When we decided to remodel our master bathroom (I shared the before + after images here) I had to give up our closet space to accommodate a larger walk-in shower and bathtub. Shower vs. closets–omg tough decision right? But I’ve got to say a larger bathroom was totally the right choice. And my husband promised me we’d work out the closet problem down the road. Well good news! Down the road came.
I’ve shared my love for that borrowed-from-the-boys blazer now for years–and more recently in this fall trends round up. Well, I’m pretty obsessed with this one from Veronica Beard–a recent find while in SF shopping at Nordstrom. I love the sleek look of the lapels which gives a longer leaner look (always a must for this shortie). Also the color! A tweedy mix of green / brown. It just couldn’t be more perfect to mix into my fall wardrobe. I also love that it’s so versatile.
Gold boots, gold boots, gold boots! All of the cool girls seem to be rocking a metallic boot this season and I’ve got to say it’s one of the fall trends I just can’t get enough of. At first you may be hesitant about pulling off the look, but I promise after wearing this pair all summer they’re surprisingly super versatile. I love that they add an unexpected pop to any look. Not necessarily one to splurge on here… but a fun trend nonetheless.
Muck Rack makes it simple to find people, tweets, or articles that mention any name, keyword, company, hashtag etc. We've compiled this guide to help you make the most of your search.

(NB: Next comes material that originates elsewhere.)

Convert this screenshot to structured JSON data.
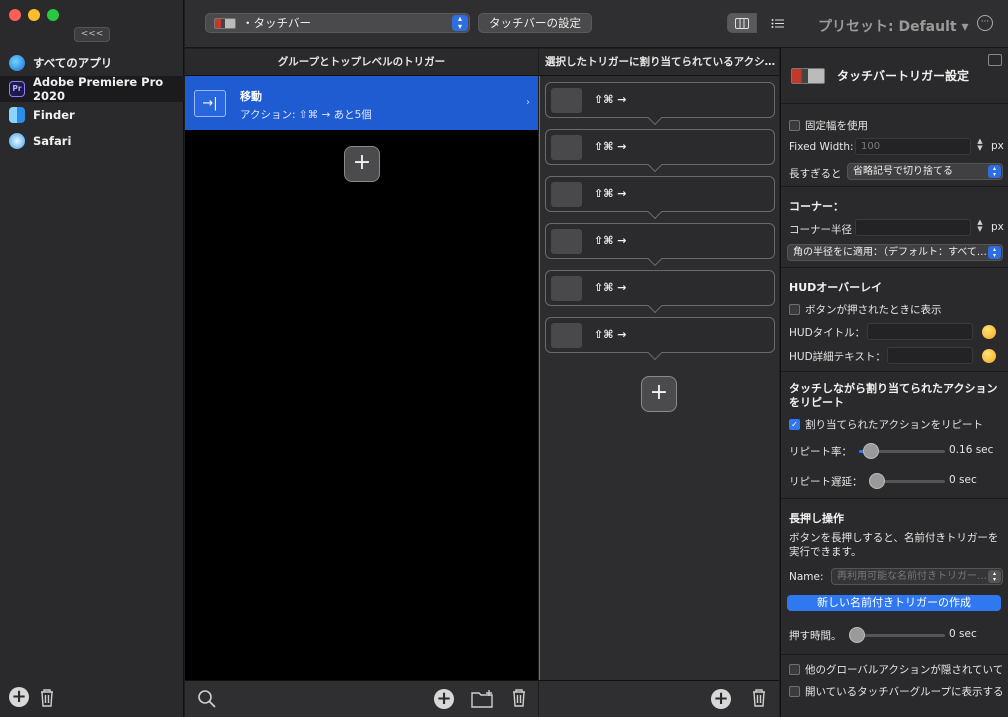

Selecting a term
Start searching tweets, articles from media outlets, articles mentioned in tweets, journalists'
names, titles and bios with some suggested searches:
Companies or Topics (e.g. iPhone, Microsoft)
Phrases (e.g. "cloud computing") — use quotes to keep the terms together
Twitter handles (e.g. @username) — returns those who have mentioned or replied to
Names (e.g. "David Pogue")
Hashtags (e.g. #sxsw, #london2012)
Bio details (e.g. vegan, Olympics, father)
Muck Rack's Advanced Search allows for many boolean operators.
Find results that mention multiple specified terms, use AND or
+. For example, ensure each result contains both Elon Musk and Mark Zuckerberg by
searching Musk AND Zuckerberg or Musk + Zuckerberg.
Use the operators OR or , to broaden your search when you'd like either of
multiple terms to appear in results. (This is the default behavior of our search when no operators
are used). For example, results will contain either cake or cookie by searching cake OR cookie or cake,cookie
Use NOT or - to subtract results from your search. For
example, searching Disney will yield results about the Walt Disney Company as well as Walt Disney
World Resort. To exclude mentions of Disney World, search for Disney -World or Disney
When using one of these operators with a phrase, enclose it in quotation marks. For example, you can
find results about smartphones excluding Apple's iPhone 4S by searching smartphone -"iPhone
Exact case matching or punctuation
If you're searching for a brand name or keyword that relies on specific punctuation marks or capitalization, you can
find results that match your exact query by adding matchcase: before the keyword you're searching for, like matchcase:E*TRADE .
Use parentheses to separate multiple
boolean phrases. For example, to find journalists talking about having fun in Disney World or
Disneyland, search for ("disney world" OR disneyland) AND fun.
An asterisk can be used to search for any variation of a root word truncated by the asterisk. For example, searching for admin* will return results for administrator, administration, administer, administered, etc.
A near operator is an AND operator where you can control the distance between the words. You can vary the distance the near operation uses by adding a forward slash and number (between 0-99) such as strawberries NEAR/10 "whipped cream", which means the strawberries must exist within 10 words of "whipped cream".